Nearly nine out of 10 consumers worldwide said they would switch to energy providers that offer products and services that help reduce the level of greenhouse gas emissions, according to a study on climate change released today by Accenture.
The study, based on a survey of more than 7,500 consumers in 17 countries in North America, Europe and Asia, also found that nearly two-thirds (64 percent) of respondents said they would be willing to pay a higher price – a premium of 11 percent, on average – for products and services that produce lower greenhouse gas emissions.

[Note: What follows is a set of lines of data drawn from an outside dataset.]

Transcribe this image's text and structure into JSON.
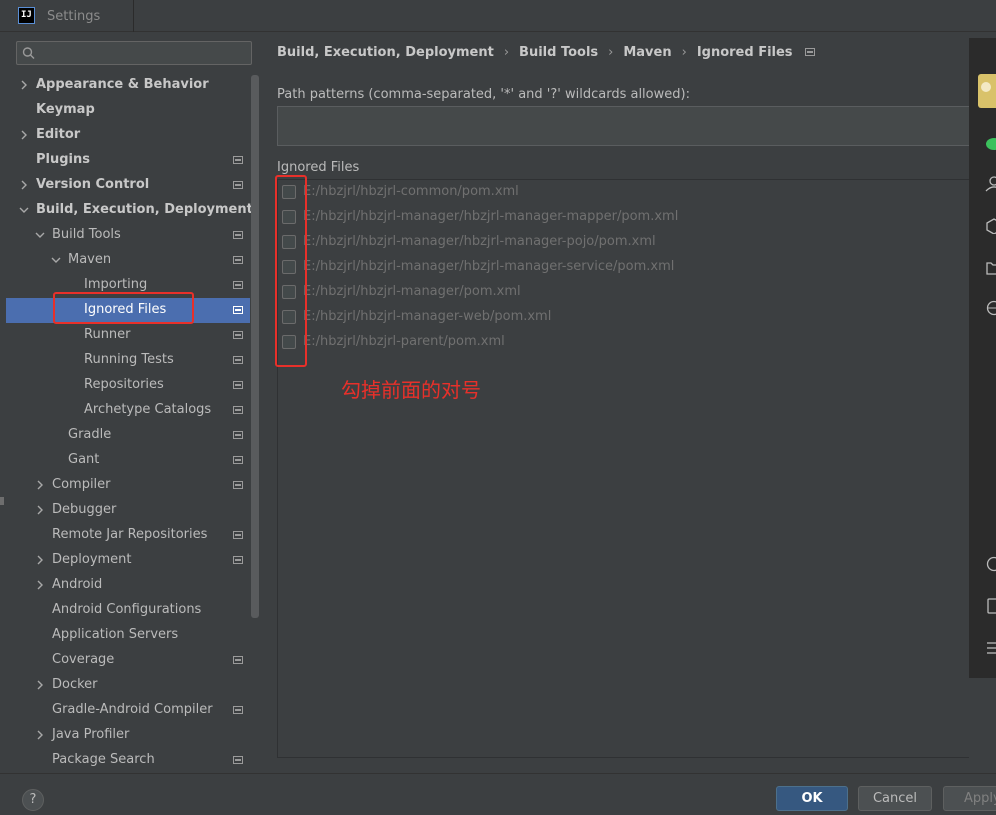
{
  "window": {
    "title": "Settings",
    "logo_text": "IJ"
  },
  "search": {
    "placeholder": "",
    "value": ""
  },
  "tree": [
    {
      "label": "Appearance & Behavior",
      "level": 0,
      "bold": true,
      "arrow": "right",
      "badge": false
    },
    {
      "label": "Keymap",
      "level": 0,
      "bold": true,
      "arrow": "",
      "badge": false
    },
    {
      "label": "Editor",
      "level": 0,
      "bold": true,
      "arrow": "right",
      "badge": false
    },
    {
      "label": "Plugins",
      "level": 0,
      "bold": true,
      "arrow": "",
      "badge": true
    },
    {
      "label": "Version Control",
      "level": 0,
      "bold": true,
      "arrow": "right",
      "badge": true
    },
    {
      "label": "Build, Execution, Deployment",
      "level": 0,
      "bold": true,
      "arrow": "down",
      "badge": false
    },
    {
      "label": "Build Tools",
      "level": 1,
      "bold": false,
      "arrow": "down",
      "badge": true
    },
    {
      "label": "Maven",
      "level": 2,
      "bold": false,
      "arrow": "down",
      "badge": true
    },
    {
      "label": "Importing",
      "level": 3,
      "bold": false,
      "arrow": "",
      "badge": true
    },
    {
      "label": "Ignored Files",
      "level": 3,
      "bold": false,
      "arrow": "",
      "badge": true,
      "selected": true
    },
    {
      "label": "Runner",
      "level": 3,
      "bold": false,
      "arrow": "",
      "badge": true
    },
    {
      "label": "Running Tests",
      "level": 3,
      "bold": false,
      "arrow": "",
      "badge": true
    },
    {
      "label": "Repositories",
      "level": 3,
      "bold": false,
      "arrow": "",
      "badge": true
    },
    {
      "label": "Archetype Catalogs",
      "level": 3,
      "bold": false,
      "arrow": "",
      "badge": true
    },
    {
      "label": "Gradle",
      "level": 2,
      "bold": false,
      "arrow": "",
      "badge": true
    },
    {
      "label": "Gant",
      "level": 2,
      "bold": false,
      "arrow": "",
      "badge": true
    },
    {
      "label": "Compiler",
      "level": 1,
      "bold": false,
      "arrow": "right",
      "badge": true
    },
    {
      "label": "Debugger",
      "level": 1,
      "bold": false,
      "arrow": "right",
      "badge": false
    },
    {
      "label": "Remote Jar Repositories",
      "level": 1,
      "bold": false,
      "arrow": "",
      "badge": true
    },
    {
      "label": "Deployment",
      "level": 1,
      "bold": false,
      "arrow": "right",
      "badge": true
    },
    {
      "label": "Android",
      "level": 1,
      "bold": false,
      "arrow": "right",
      "badge": false
    },
    {
      "label": "Android Configurations",
      "level": 1,
      "bold": false,
      "arrow": "",
      "badge": false
    },
    {
      "label": "Application Servers",
      "level": 1,
      "bold": false,
      "arrow": "",
      "badge": false
    },
    {
      "label": "Coverage",
      "level": 1,
      "bold": false,
      "arrow": "",
      "badge": true
    },
    {
      "label": "Docker",
      "level": 1,
      "bold": false,
      "arrow": "right",
      "badge": false
    },
    {
      "label": "Gradle-Android Compiler",
      "level": 1,
      "bold": false,
      "arrow": "",
      "badge": true
    },
    {
      "label": "Java Profiler",
      "level": 1,
      "bold": false,
      "arrow": "right",
      "badge": false
    },
    {
      "label": "Package Search",
      "level": 1,
      "bold": false,
      "arrow": "",
      "badge": true
    }
  ],
  "breadcrumb": {
    "items": [
      "Build, Execution, Deployment",
      "Build Tools",
      "Maven",
      "Ignored Files"
    ],
    "separator": "›"
  },
  "path_patterns": {
    "label": "Path patterns (comma-separated, '*' and '?' wildcards allowed):",
    "value": ""
  },
  "ignored_files": {
    "label": "Ignored Files",
    "items": [
      {
        "path": "E:/hbzjrl/hbzjrl-common/pom.xml",
        "checked": false
      },
      {
        "path": "E:/hbzjrl/hbzjrl-manager/hbzjrl-manager-mapper/pom.xml",
        "checked": false
      },
      {
        "path": "E:/hbzjrl/hbzjrl-manager/hbzjrl-manager-pojo/pom.xml",
        "checked": false
      },
      {
        "path": "E:/hbzjrl/hbzjrl-manager/hbzjrl-manager-service/pom.xml",
        "checked": false
      },
      {
        "path": "E:/hbzjrl/hbzjrl-manager/pom.xml",
        "checked": false
      },
      {
        "path": "E:/hbzjrl/hbzjrl-manager-web/pom.xml",
        "checked": false
      },
      {
        "path": "E:/hbzjrl/hbzjrl-parent/pom.xml",
        "checked": false
      }
    ]
  },
  "annotation": {
    "text": "勾掉前面的对号",
    "color": "#e8302a"
  },
  "buttons": {
    "help": "?",
    "ok": "OK",
    "cancel": "Cancel",
    "apply": "Apply"
  },
  "colors": {
    "selection": "#4b6eaf",
    "ok_button": "#365880",
    "highlight": "#e8302a",
    "background": "#3c3f41"
  }
}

While respondents across the world are concerned about climate change and its impact, the concern appears to be greatest in emerging-market countries. Ninety-seven percent of consumers surveyed in Brazil, China and India said they are concerned about climate change, compared with 85 percent of all respondents, and 98 percent of respondents in those three emerging-market countries said they believe that climate change will directly affect their lives, compared with just 73 percent of respondents in Europe.
Respondents in emerging-market countries are also the most aware of the level of effort required for their countries to achieve their targets for reducing greenhouse gas emissions. For instance, more than 80 percent of emerging-market respondents said they avoid taking the car (82 percent, compared with an average of 68 percent for all other respondents) and avoid buying food imported by plane (82 percent, compared with an average of 63 percent for all other respondents).
Nine out of 10 of all respondents said they would have a negative perception of any energy provider that is not taking concrete action to address climate change. Further, more than half (54 percent) said they would be willing to switch electricity and gas providers if their current provider didn’t take action to address climate change, and 61 percent said the same of their oil providers.
The study found that individuals are taking the lead on climate change in response to deep concern over its effects on their everyday lives. The vast majority (85 percent) of respondents said they are either ‘?extremely’ or ‘?somewhat’ concerned about climate change, and 81 percent said they believe it will directly affect their lives.
While the majority (more than 80 percent) of consumers said they believe that climate change will have the greatest impact on weather and the ecosystem, three out of four (74 percent) said they believe it will also have a significant effect on people’s health.
The study also shows that consumers are already acting on their concerns about climate change. Most survey respondents said they ‘?frequently’ recycle paper or plastic (71 percent of respondents), shut down electric devices when not in use (62 percent), turn down the heating or air-conditioning at home (61 percent), and use high-efficiency light bulbs (59 percent). More than one in three (41 percent) said they regularly buy products containing recycled material.